London - Thomas Markle is ready to testify against the Duchess of Sussex in court, his elder daughter said on Wednesday.
Meghan’s half-sister Samantha Markle said her father would enter the witness box if he was called to give evidence, telling the BBC: ‘If he is called, he will come."
Legal documents filed as part of a High Court case revealed Mr Markle, 75, was left "deeply hurt" by a message sent by his daughter and Prince Harry in the run-up to their wedding in 2018.
That message and a string of others will form part of a legal battle between the duchess and The Mail on Sunday, after the newspaper published extracts from a letter she sent to her father.
Meghan, 38, has accused the newspaper – the sister paper of the Daily Mail – of breaching her privacy, her data protection rights and her copyright.
Samantha Markle, Mr Markle’s daughter from his first marriage, has previously been highly critical of her half-sister, calling her "inhumane" and a "social climber".
Last week the 55-year-old said the Sussexes’ decision to step back as senior members of the Royal Family was a "slap in the face".
Meghan launched her legal action last year, and The Mail on Sunday’s formal response and denial of her claims were lodged at the High Court earlier this week.

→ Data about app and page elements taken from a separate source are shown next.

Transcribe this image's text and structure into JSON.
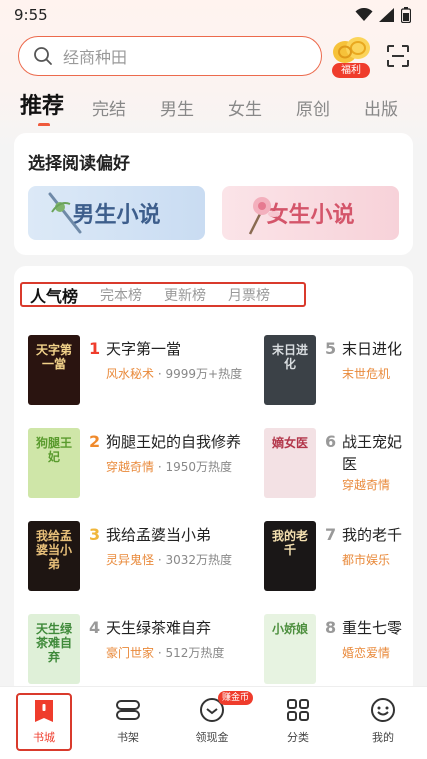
{
  "status_bar": {
    "time": "9:55"
  },
  "search": {
    "placeholder": "经商种田"
  },
  "welfare": {
    "label": "福利"
  },
  "tabs": [
    "推荐",
    "完结",
    "男生",
    "女生",
    "原创",
    "出版"
  ],
  "preference": {
    "title": "选择阅读偏好",
    "male": "男生小说",
    "female": "女生小说"
  },
  "rank_tabs": [
    "人气榜",
    "完本榜",
    "更新榜",
    "月票榜"
  ],
  "books": [
    {
      "rank": "1",
      "title": "天字第一當",
      "category": "风水秘术",
      "heat": "9999万+热度",
      "cover_text": "天字第一當",
      "cover_bg": "#2a1410",
      "cover_fg": "#f2d28a",
      "rank_color": "#ef3c2c"
    },
    {
      "rank": "2",
      "title": "狗腿王妃的自我修养",
      "category": "穿越奇情",
      "heat": "1950万热度",
      "cover_text": "狗腿王妃",
      "cover_bg": "#cfe6a8",
      "cover_fg": "#5a9b2e",
      "rank_color": "#f08a2c"
    },
    {
      "rank": "3",
      "title": "我给孟婆当小弟",
      "category": "灵异鬼怪",
      "heat": "3032万热度",
      "cover_text": "我给孟婆当小弟",
      "cover_bg": "#1e1512",
      "cover_fg": "#e8c07a",
      "rank_color": "#f0b63a"
    },
    {
      "rank": "4",
      "title": "天生绿茶难自弃",
      "category": "豪门世家",
      "heat": "512万热度",
      "cover_text": "天生绿茶难自弃",
      "cover_bg": "#dff0d8",
      "cover_fg": "#3f8a3a",
      "rank_color": "#999999"
    },
    {
      "rank": "5",
      "title": "末日进化",
      "category": "末世危机",
      "heat": "",
      "cover_text": "末日进化",
      "cover_bg": "#3b4147",
      "cover_fg": "#d9dde0",
      "rank_color": "#999999"
    },
    {
      "rank": "6",
      "title": "战王宠妃医",
      "category": "穿越奇情",
      "heat": "",
      "cover_text": "嫡女医",
      "cover_bg": "#f3e1e4",
      "cover_fg": "#b2364a",
      "rank_color": "#999999"
    },
    {
      "rank": "7",
      "title": "我的老千",
      "category": "都市娱乐",
      "heat": "",
      "cover_text": "我的老千",
      "cover_bg": "#1a1717",
      "cover_fg": "#f4e0b0",
      "rank_color": "#999999"
    },
    {
      "rank": "8",
      "title": "重生七零",
      "category": "婚恋爱情",
      "heat": "",
      "cover_text": "小娇娘",
      "cover_bg": "#e7f3e1",
      "cover_fg": "#4d8f3e",
      "rank_color": "#999999"
    }
  ],
  "nav": {
    "items": [
      "书城",
      "书架",
      "领现金",
      "分类",
      "我的"
    ],
    "cash_badge": "赚金币"
  }
}
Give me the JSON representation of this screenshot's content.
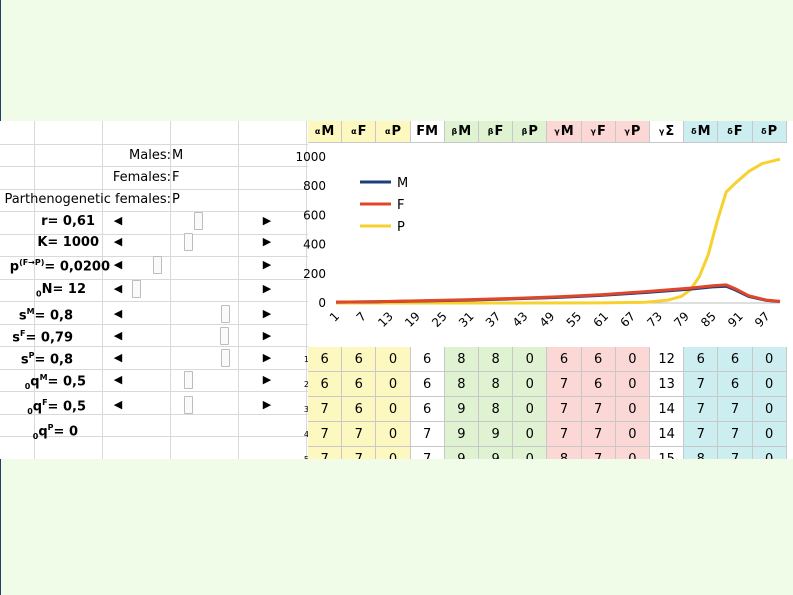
{
  "labels": [
    {
      "name": "Males:",
      "value": "M"
    },
    {
      "name": "Females:",
      "value": "F"
    },
    {
      "name": "Parthenogenetic females:",
      "value": "P"
    }
  ],
  "params": [
    {
      "label": "r= 0,61",
      "thumb": 0.55
    },
    {
      "label": "K= 1000",
      "thumb": 0.47
    },
    {
      "label": "p",
      "sup": "(F→P)",
      "rest": "= 0,0200",
      "thumb": 0.22
    },
    {
      "label": "N= 12",
      "pre": "0",
      "thumb": 0.05
    },
    {
      "label": "s",
      "sup": "M",
      "rest": "= 0,8",
      "thumb": 0.77
    },
    {
      "label": "s",
      "sup": "F",
      "rest": "= 0,79",
      "thumb": 0.76
    },
    {
      "label": "s",
      "sup": "P",
      "rest": "= 0,8",
      "thumb": 0.77
    },
    {
      "label": "q",
      "pre": "0",
      "sup": "M",
      "rest": "= 0,5",
      "thumb": 0.47
    },
    {
      "label": "q",
      "pre": "0",
      "sup": "F",
      "rest": "= 0,5",
      "thumb": 0.47
    },
    {
      "label": "q",
      "pre": "0",
      "sup": "P",
      "rest": "= 0",
      "thumb": null
    }
  ],
  "columns": [
    {
      "sup": "α",
      "main": "M",
      "bg": "#fdf7c0"
    },
    {
      "sup": "α",
      "main": "F",
      "bg": "#fdf7c0"
    },
    {
      "sup": "α",
      "main": "P",
      "bg": "#fdf7c0"
    },
    {
      "sup": "",
      "main": "FM",
      "bg": "#ffffff"
    },
    {
      "sup": "β",
      "main": "M",
      "bg": "#dff2d2"
    },
    {
      "sup": "β",
      "main": "F",
      "bg": "#dff2d2"
    },
    {
      "sup": "β",
      "main": "P",
      "bg": "#dff2d2"
    },
    {
      "sup": "γ",
      "main": "M",
      "bg": "#fbd8d6"
    },
    {
      "sup": "γ",
      "main": "F",
      "bg": "#fbd8d6"
    },
    {
      "sup": "γ",
      "main": "P",
      "bg": "#fbd8d6"
    },
    {
      "sup": "γ",
      "main": "Σ",
      "bg": "#ffffff"
    },
    {
      "sup": "δ",
      "main": "M",
      "bg": "#cdeef0"
    },
    {
      "sup": "δ",
      "main": "F",
      "bg": "#cdeef0"
    },
    {
      "sup": "δ",
      "main": "P",
      "bg": "#cdeef0"
    }
  ],
  "rows": [
    {
      "n": "1",
      "v": [
        "6",
        "6",
        "0",
        "6",
        "8",
        "8",
        "0",
        "6",
        "6",
        "0",
        "12",
        "6",
        "6",
        "0"
      ]
    },
    {
      "n": "2",
      "v": [
        "6",
        "6",
        "0",
        "6",
        "8",
        "8",
        "0",
        "7",
        "6",
        "0",
        "13",
        "7",
        "6",
        "0"
      ]
    },
    {
      "n": "3",
      "v": [
        "7",
        "6",
        "0",
        "6",
        "9",
        "8",
        "0",
        "7",
        "7",
        "0",
        "14",
        "7",
        "7",
        "0"
      ]
    },
    {
      "n": "4",
      "v": [
        "7",
        "7",
        "0",
        "7",
        "9",
        "9",
        "0",
        "7",
        "7",
        "0",
        "14",
        "7",
        "7",
        "0"
      ]
    },
    {
      "n": "5",
      "v": [
        "7",
        "7",
        "0",
        "7",
        "9",
        "9",
        "0",
        "8",
        "7",
        "0",
        "15",
        "8",
        "7",
        "0"
      ]
    }
  ],
  "chart_data": {
    "type": "line",
    "ylim": [
      0,
      1000
    ],
    "yticks": [
      "0",
      "200",
      "400",
      "600",
      "800",
      "1000"
    ],
    "xticks": [
      "1",
      "7",
      "13",
      "19",
      "25",
      "31",
      "37",
      "43",
      "49",
      "55",
      "61",
      "67",
      "73",
      "79",
      "85",
      "91",
      "97"
    ],
    "legend_position": "top-left",
    "series": [
      {
        "name": "M",
        "color": "#1f3d7a",
        "x": [
          1,
          10,
          20,
          30,
          40,
          50,
          60,
          70,
          80,
          85,
          88,
          90,
          93,
          97,
          100
        ],
        "values": [
          6,
          9,
          14,
          20,
          28,
          38,
          52,
          72,
          95,
          110,
          115,
          90,
          45,
          18,
          10
        ]
      },
      {
        "name": "F",
        "color": "#e0462a",
        "x": [
          1,
          10,
          20,
          30,
          40,
          50,
          60,
          70,
          80,
          85,
          88,
          90,
          93,
          97,
          100
        ],
        "values": [
          6,
          9,
          15,
          22,
          31,
          42,
          57,
          78,
          102,
          118,
          124,
          98,
          50,
          20,
          11
        ]
      },
      {
        "name": "P",
        "color": "#f7d22e",
        "x": [
          1,
          40,
          60,
          70,
          75,
          78,
          80,
          82,
          84,
          86,
          88,
          90,
          93,
          96,
          100
        ],
        "values": [
          0,
          0,
          1,
          5,
          20,
          45,
          90,
          180,
          330,
          560,
          760,
          820,
          900,
          955,
          985
        ]
      }
    ]
  }
}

If it goes to a full hearing, the case has been heralded as the "trial of the century" by commentators, because of the prospect of the estranged father and daughter giving evidence against each other.

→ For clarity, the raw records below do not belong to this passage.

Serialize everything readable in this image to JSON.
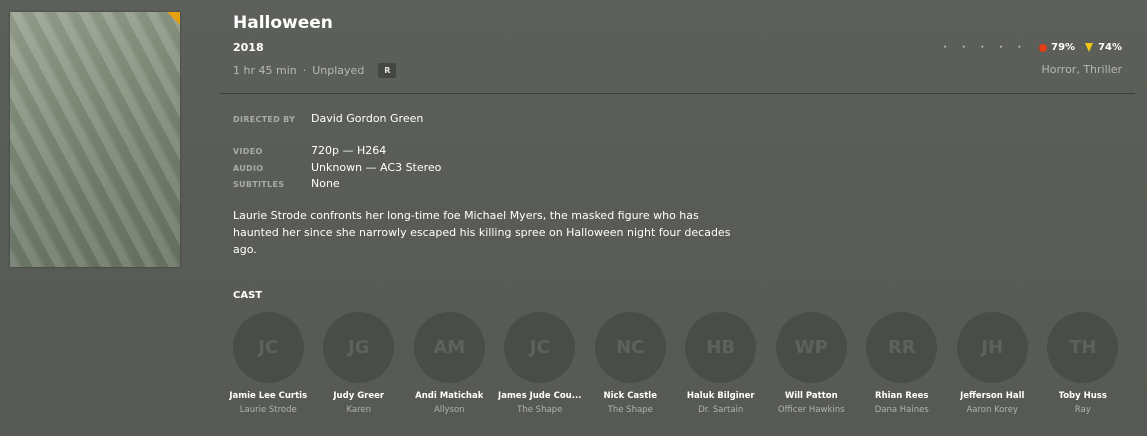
{
  "movie": {
    "title": "Halloween",
    "year": "2018",
    "duration": "1 hr 45 min",
    "separator": "·",
    "status": "Unplayed",
    "rating_badge": "R",
    "critic_rating": "79%",
    "audience_rating": "74%",
    "dots": "· · · · ·",
    "genres": "Horror, Thriller"
  },
  "details": {
    "directed_by_label": "DIRECTED BY",
    "directed_by": "David Gordon Green",
    "video_label": "VIDEO",
    "video": "720p — H264",
    "audio_label": "AUDIO",
    "audio": "Unknown — AC3 Stereo",
    "subtitles_label": "SUBTITLES",
    "subtitles": "None"
  },
  "summary": "Laurie Strode confronts her long-time foe Michael Myers, the masked figure who has haunted her since she narrowly escaped his killing spree on Halloween night four decades ago.",
  "cast_heading": "CAST",
  "cast": [
    {
      "initials": "JC",
      "name": "Jamie Lee Curtis",
      "role": "Laurie Strode"
    },
    {
      "initials": "JG",
      "name": "Judy Greer",
      "role": "Karen"
    },
    {
      "initials": "AM",
      "name": "Andi Matichak",
      "role": "Allyson"
    },
    {
      "initials": "JC",
      "name": "James Jude Cou...",
      "role": "The Shape"
    },
    {
      "initials": "NC",
      "name": "Nick Castle",
      "role": "The Shape"
    },
    {
      "initials": "HB",
      "name": "Haluk Bilginer",
      "role": "Dr. Sartain"
    },
    {
      "initials": "WP",
      "name": "Will Patton",
      "role": "Officer Hawkins"
    },
    {
      "initials": "RR",
      "name": "Rhian Rees",
      "role": "Dana Haines"
    },
    {
      "initials": "JH",
      "name": "Jefferson Hall",
      "role": "Aaron Korey"
    },
    {
      "initials": "TH",
      "name": "Toby Huss",
      "role": "Ray"
    }
  ],
  "colors": {
    "accent": "#e5a00d",
    "tomato": "#e23d14",
    "popcorn": "#f5c518"
  }
}
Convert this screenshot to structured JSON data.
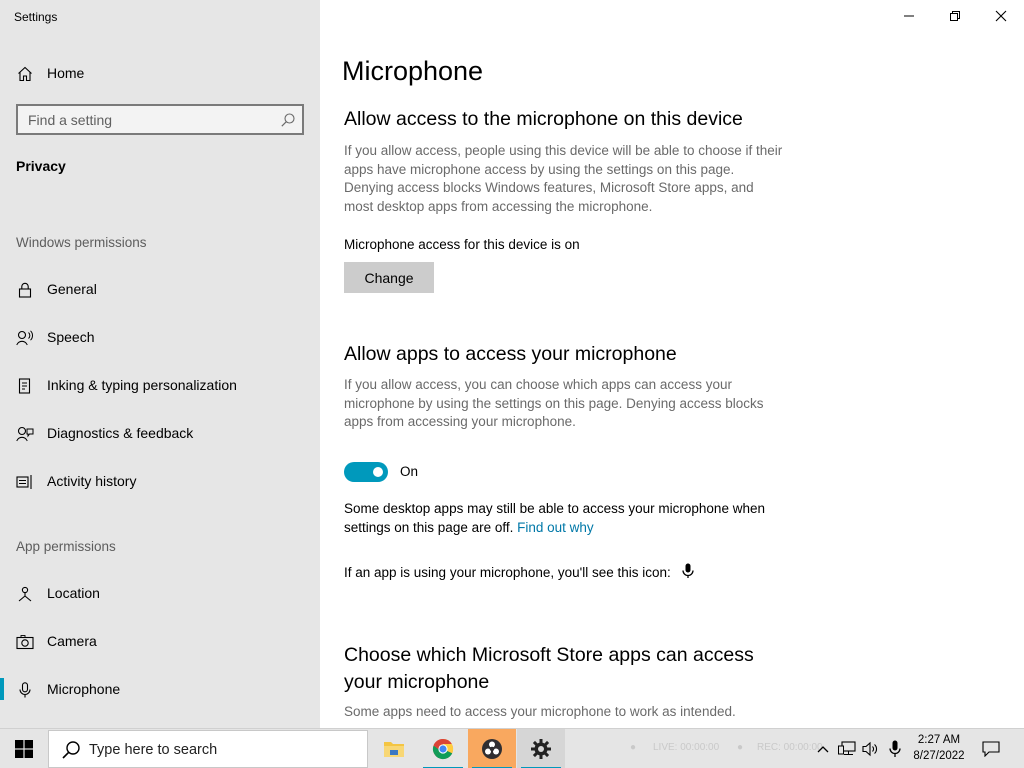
{
  "window": {
    "app_title": "Settings"
  },
  "sidebar": {
    "home_label": "Home",
    "search_placeholder": "Find a setting",
    "privacy_label": "Privacy",
    "windows_permissions_heading": "Windows permissions",
    "windows_permissions": [
      {
        "label": "General",
        "icon": "lock-icon"
      },
      {
        "label": "Speech",
        "icon": "speech-icon"
      },
      {
        "label": "Inking & typing personalization",
        "icon": "inking-icon"
      },
      {
        "label": "Diagnostics & feedback",
        "icon": "diagnostics-icon"
      },
      {
        "label": "Activity history",
        "icon": "activity-history-icon"
      }
    ],
    "app_permissions_heading": "App permissions",
    "app_permissions": [
      {
        "label": "Location",
        "icon": "location-icon"
      },
      {
        "label": "Camera",
        "icon": "camera-icon"
      },
      {
        "label": "Microphone",
        "icon": "microphone-icon",
        "selected": true
      }
    ]
  },
  "main": {
    "page_title": "Microphone",
    "device_section": {
      "heading": "Allow access to the microphone on this device",
      "description": "If you allow access, people using this device will be able to choose if their apps have microphone access by using the settings on this page. Denying access blocks Windows features, Microsoft Store apps, and most desktop apps from accessing the microphone.",
      "status": "Microphone access for this device is on",
      "change_button": "Change"
    },
    "apps_section": {
      "heading": "Allow apps to access your microphone",
      "description": "If you allow access, you can choose which apps can access your microphone by using the settings on this page. Denying access blocks apps from accessing your microphone.",
      "toggle_state": "On",
      "note": "Some desktop apps may still be able to access your microphone when settings on this page are off.",
      "note_link": "Find out why",
      "icon_note": "If an app is using your microphone, you'll see this icon:"
    },
    "store_section": {
      "heading": "Choose which Microsoft Store apps can access your microphone",
      "description": "Some apps need to access your microphone to work as intended."
    }
  },
  "taskbar": {
    "search_placeholder": "Type here to search",
    "apps": [
      "file-explorer-icon",
      "chrome-icon",
      "obs-icon",
      "settings-gear-icon"
    ],
    "live_text": "LIVE: 00:00:00",
    "rec_text": "REC: 00:00:00",
    "time": "2:27 AM",
    "date": "8/27/2022"
  },
  "colors": {
    "accent": "#0099bc",
    "link": "#0078a8",
    "sidebar_bg": "#e6e6e6"
  }
}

They could both be cross-examined by lawyers about their relationship with each other and with Harry, and about allegations that they each sought to manipulate the media.
The case centres on the letter Meghan wrote to her father in August 2018 – three months after her wedding. Lawyers for the newspaper said the duchess had effectively sanctioned five unnamed friends to brief US magazine People that the letter was a ‘loving’ attempt to heal a rift with Mr Markle. They allege she wrote the letter knowing it was likely to end up in the public domain, and had therefore helped to breach her own privacy.

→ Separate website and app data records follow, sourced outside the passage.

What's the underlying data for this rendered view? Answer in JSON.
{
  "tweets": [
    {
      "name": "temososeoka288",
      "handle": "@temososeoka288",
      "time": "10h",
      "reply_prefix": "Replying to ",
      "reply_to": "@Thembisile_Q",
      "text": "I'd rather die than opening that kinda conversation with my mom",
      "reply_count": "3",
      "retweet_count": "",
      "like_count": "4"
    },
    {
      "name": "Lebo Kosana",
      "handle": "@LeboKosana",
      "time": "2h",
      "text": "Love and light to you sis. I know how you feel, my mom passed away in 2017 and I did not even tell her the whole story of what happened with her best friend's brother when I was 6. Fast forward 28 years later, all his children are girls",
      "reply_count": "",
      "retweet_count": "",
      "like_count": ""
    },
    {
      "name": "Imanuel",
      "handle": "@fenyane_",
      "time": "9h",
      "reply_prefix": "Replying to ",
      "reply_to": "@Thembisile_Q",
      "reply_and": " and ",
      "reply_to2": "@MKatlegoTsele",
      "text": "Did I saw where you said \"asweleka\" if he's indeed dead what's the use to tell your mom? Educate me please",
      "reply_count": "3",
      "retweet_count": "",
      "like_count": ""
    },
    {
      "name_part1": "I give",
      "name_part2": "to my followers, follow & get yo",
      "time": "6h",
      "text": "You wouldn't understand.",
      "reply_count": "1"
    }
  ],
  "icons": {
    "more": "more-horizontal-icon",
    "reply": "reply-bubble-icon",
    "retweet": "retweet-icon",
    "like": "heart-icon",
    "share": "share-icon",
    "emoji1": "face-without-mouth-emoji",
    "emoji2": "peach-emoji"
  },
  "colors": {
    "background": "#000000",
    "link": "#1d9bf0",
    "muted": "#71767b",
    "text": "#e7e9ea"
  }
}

They said the magazine article had effectively suggested that Mr Markle had lied about his daughter and was to blame for their estrangement, and for missing her wedding.
And they said the duchess had made no apparent complaint about the magazine article, either about it being inaccurate or containing private information published without her consent.
But she launched legal action when Mr Markle gave the full text of the letter to The Mail on Sunday in an attempt to set the record straight, lawyers for the newspaper said.
In the court papers, they said he had ‘a weighty right to tell his version of what happened between himself and his daughter including the contents of the letter’.
The newspaper argues that there was "a huge and legitimate public interest in the Royal Family", which extended to its public conduct and to its personal and family relationships.
Lawyers for the duchess have previously argued she has not courted publicity about her relationship with her father, and was "shocked and deeply upset" when the letter was published.
The case could also examine financial arrangements between the father and daughter.
Lawyers for The Mail on Sunday allege that the duchess has given her father no financial or emotional support since her wedding, despite knowing he has been seriously ill and has faced large medical bills.
By contrast, the legal papers said Mr Markle had paid his daughter’s private school fees and college tuition, and had continued to pay off her student loans, "even after she had landed a well-paid role in Suits", the US legal drama which propelled her to fame.
Lawyers for the newspaper said: "In light of the claimant’s [Meghan’s] very considerable means and resources, reasonable people may well take the view that her failure to support him in any way, financially or emotionally, since May 2018, is deserving of criticism."
Harry and Meghan have said they will fund their legal proceedings privately, and they will donate any subsequent payout to charity, should they win the case. No date has been set for a court hearing.